2. Come ready to work. If you were out drinking until 2 a.m., you may be at work, but you’re not really at work. (You know what I’m talking about.) The same goes for any personal drama in your life. Keep those issues out of the dealership. Compartmentalization is key. True professionals take care of the business at hand and worry about the rest later.
3. Your appearance reflects on your boss. Neat. Clean. Professional. If you look like someone who’s just climbed out of a dumpster, people think less of the dealership owner — and, consequently, the dealership.
4. Your language reflects on your boss. Do your emails feature atrocious spelling and grammar? They shouldn’t — and neither should your spoken words. You certainly don’t need to speak the Queen’s English, but you should sound as if you have more than a third-grade education. Also, ratchet back the profanity. (I can swear like a sailor, but at least I understand when it’s wildly inappropriate.) If someone needs to use profanity as the primary means of emphasis, that person isn’t very bright and probably shouldn’t be working in a customer-centric retail environment.

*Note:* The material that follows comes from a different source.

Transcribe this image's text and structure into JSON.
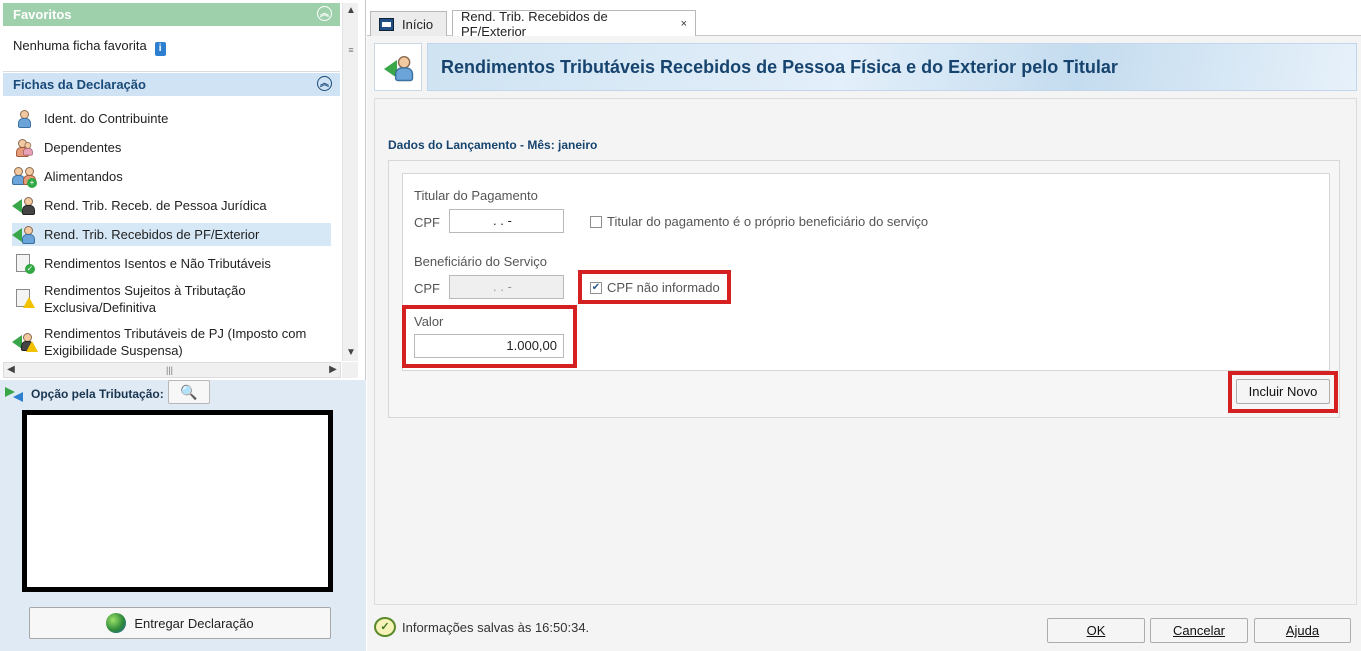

5. Your attitude reflects on your boss. If you treat customers as impositions, they will think the dealership doesn’t care about their business.
Why is positive output so important to a dealership’s owner? Well, beyond the obvious answer that a steady flow of business keeps the store’s doors open and the employees’ paychecks coming, ask yourself the following three questions and try to understand the answers from your boss’ perspective:

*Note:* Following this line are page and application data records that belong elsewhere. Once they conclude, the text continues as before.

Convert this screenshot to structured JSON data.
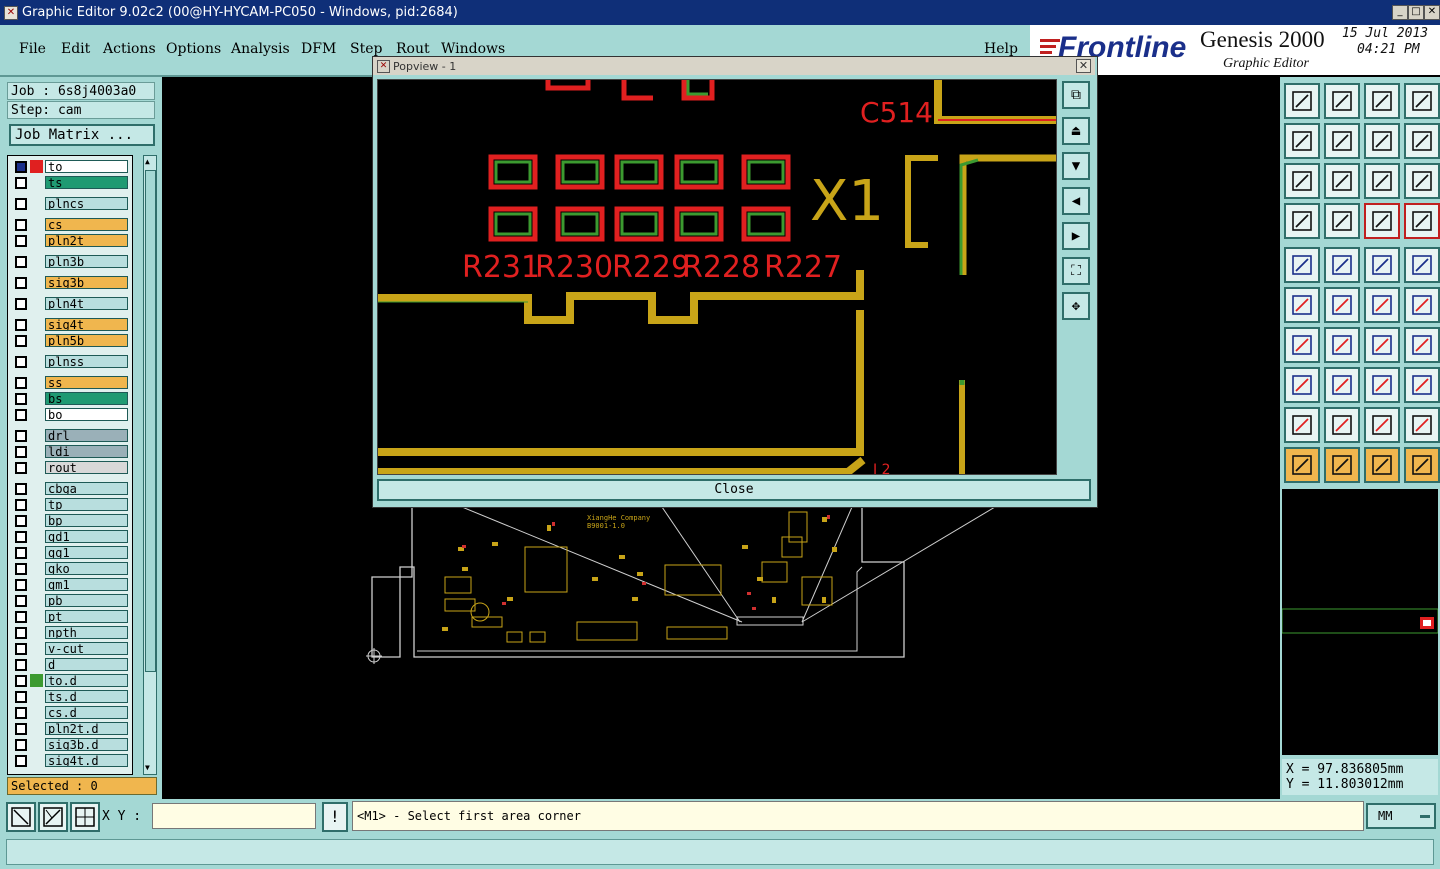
{
  "window": {
    "title": "Graphic Editor 9.02c2 (00@HY-HYCAM-PC050 - Windows, pid:2684)"
  },
  "menu": [
    "File",
    "Edit",
    "Actions",
    "Options",
    "Analysis",
    "DFM",
    "Step",
    "Rout",
    "Windows",
    "Help"
  ],
  "brand": {
    "logo": "Frontline",
    "product": "Genesis 2000",
    "subtitle": "Graphic Editor",
    "date": "15 Jul 2013",
    "time": "04:21 PM"
  },
  "job": {
    "job_label": "Job : 6s8j4003a0",
    "step_label": "Step: cam",
    "matrix_button": "Job Matrix ..."
  },
  "layers": [
    {
      "name": "to",
      "color": "#ffffff"
    },
    {
      "name": "ts",
      "color": "#1f9a72"
    },
    {
      "name": "plncs",
      "color": "#b8dede"
    },
    {
      "name": "cs",
      "color": "#f0b64e"
    },
    {
      "name": "pln2t",
      "color": "#f0b64e"
    },
    {
      "name": "pln3b",
      "color": "#b8dede"
    },
    {
      "name": "sig3b",
      "color": "#f0b64e"
    },
    {
      "name": "pln4t",
      "color": "#b8dede"
    },
    {
      "name": "sig4t",
      "color": "#f0b64e"
    },
    {
      "name": "pln5b",
      "color": "#f0b64e"
    },
    {
      "name": "plnss",
      "color": "#b8dede"
    },
    {
      "name": "ss",
      "color": "#f0b64e"
    },
    {
      "name": "bs",
      "color": "#1f9a72"
    },
    {
      "name": "bo",
      "color": "#ffffff"
    },
    {
      "name": "drl",
      "color": "#9ab0b8"
    },
    {
      "name": "ldi",
      "color": "#9ab0b8"
    },
    {
      "name": "rout",
      "color": "#d8d8d8"
    },
    {
      "name": "cbga",
      "color": "#b8dede"
    },
    {
      "name": "tp",
      "color": "#b8dede"
    },
    {
      "name": "bp",
      "color": "#b8dede"
    },
    {
      "name": "gd1",
      "color": "#b8dede"
    },
    {
      "name": "gg1",
      "color": "#b8dede"
    },
    {
      "name": "gko",
      "color": "#b8dede"
    },
    {
      "name": "gm1",
      "color": "#b8dede"
    },
    {
      "name": "pb",
      "color": "#b8dede"
    },
    {
      "name": "pt",
      "color": "#b8dede"
    },
    {
      "name": "npth",
      "color": "#b8dede"
    },
    {
      "name": "v-cut",
      "color": "#b8dede"
    },
    {
      "name": "d",
      "color": "#b8dede"
    },
    {
      "name": "to.d",
      "color": "#b8dede"
    },
    {
      "name": "ts.d",
      "color": "#b8dede"
    },
    {
      "name": "cs.d",
      "color": "#b8dede"
    },
    {
      "name": "pln2t.d",
      "color": "#b8dede"
    },
    {
      "name": "sig3b.d",
      "color": "#b8dede"
    },
    {
      "name": "sig4t.d",
      "color": "#b8dede"
    }
  ],
  "selected_label": "Selected : 0",
  "popup": {
    "title": "Popview - 1",
    "close_label": "Close",
    "labels": {
      "c514": "C514",
      "x1": "X1",
      "r231": "R231",
      "r230": "R230",
      "r229": "R229",
      "r228": "R228",
      "r227": "R227"
    }
  },
  "board": {
    "company": "XiangHe Company",
    "part": "B9001-1.0"
  },
  "coords": {
    "x": "X = 97.836805mm",
    "y": "Y = 11.803012mm"
  },
  "status": {
    "xy_label": "X Y :",
    "xy_value": "",
    "prompt": "<M1> - Select first area corner",
    "units": "MM"
  },
  "colors": {
    "accent": "#a4d8d4",
    "title": "#0f2f78",
    "copper": "#c8a418",
    "pad_red": "#e02020",
    "pad_green": "#3c9a30"
  }
}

Would you work differently if the money came out of your pocket? When someone calls, emails or visits the store, imagine yourself reaching into your wallet, taking out $100 and giving it to your boss. Because that’s just what the dealership owner has done. Every time someone comes into the dealership, the owner pays marketing dollars, betting that you’re going to turn that investment into revenue for the business and income for yourself. The numbers are different for every store and every market, but that’s not important. What’s important is how you treat that potential new customer. Will you make a positive impression? Will you capture crucial contact information? Will you comport yourself in a way that differentiates you and this dealership from every other one in the marketplace?
Whose customer is it? Certainly you must be joking when you say you don’t want to assist a specific customer because the salesperson he’s been working with has the day off or is with another customer!? You’re not in business for yourself, pal, so you’re not allowed to make that decision. You didn’t secure the franchise, buy the building, acquire the inventory, build the infrastructure and insure the whole operation. Another sales behavior that reveals a selfish demeanor is saying something like, “I have this motorcycle available…” or “I can offer you this…” Every customer isour customer.

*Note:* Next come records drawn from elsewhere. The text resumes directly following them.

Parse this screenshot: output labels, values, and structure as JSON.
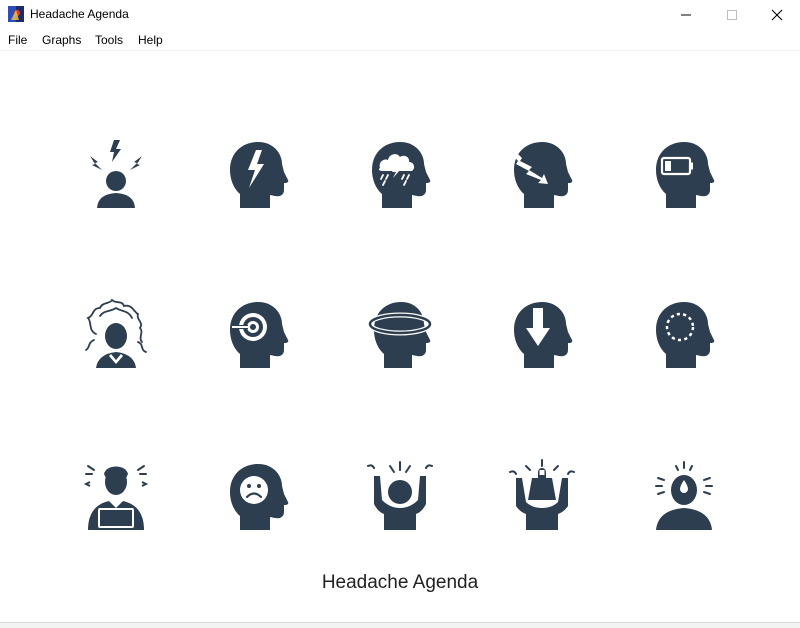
{
  "window": {
    "title": "Headache Agenda",
    "app_icon": "app-logo-icon",
    "controls": [
      "minimize-icon",
      "maximize-icon",
      "close-icon"
    ]
  },
  "menu": {
    "file": "File",
    "graphs": "Graphs",
    "tools": "Tools",
    "help": "Help"
  },
  "icons": [
    {
      "name": "stress-person-lightning-icon"
    },
    {
      "name": "head-lightning-icon"
    },
    {
      "name": "head-storm-cloud-icon"
    },
    {
      "name": "head-migraine-arrow-icon"
    },
    {
      "name": "head-low-battery-icon"
    },
    {
      "name": "person-frazzled-icon"
    },
    {
      "name": "head-target-icon"
    },
    {
      "name": "head-dizzy-orbit-icon"
    },
    {
      "name": "head-down-arrow-icon"
    },
    {
      "name": "head-dashed-circle-icon"
    },
    {
      "name": "person-laptop-stress-icon"
    },
    {
      "name": "head-sad-face-icon"
    },
    {
      "name": "person-holding-head-icon"
    },
    {
      "name": "person-carrying-weight-icon"
    },
    {
      "name": "person-sweat-drop-icon"
    }
  ],
  "footer": {
    "title": "Headache Agenda"
  },
  "colors": {
    "icon": "#2d3e50",
    "background": "#ffffff"
  }
}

When you sell a motorcycle, do you think you just made $20,000 for the boss? I’m always amazed when I hear salespeople who, upon closing a deal, announce, “Well, I just made $20,000 for the man.” You’re kidding, right? The boss bought the bike, paid the marketing costs, handled the operational expenses and will soon hand you a commission check. If your dealership is running at 5 percent net profitability — which many do — that means for every dollar you take in, your dealership owner keeps one nickel. That’s a lot of risk, and a lot of effort, for not a huge return.
Working at a motorcycle dealership needs to be a collaborative effort. As a salesperson, you must understand the realities of owning a business, just as owners must recognize the realities of being a salesperson.
I once asked a longtime Harley-Davidson dealer in Texas, “How many people do you have working for you now?” I’ll never forget his response. Without missing a beat, he said, “About half of ’em.”
The old adage is true: Far too many people quit looking for work the moment they get a job. Don’ t be one of them.
Your boss will love you for it.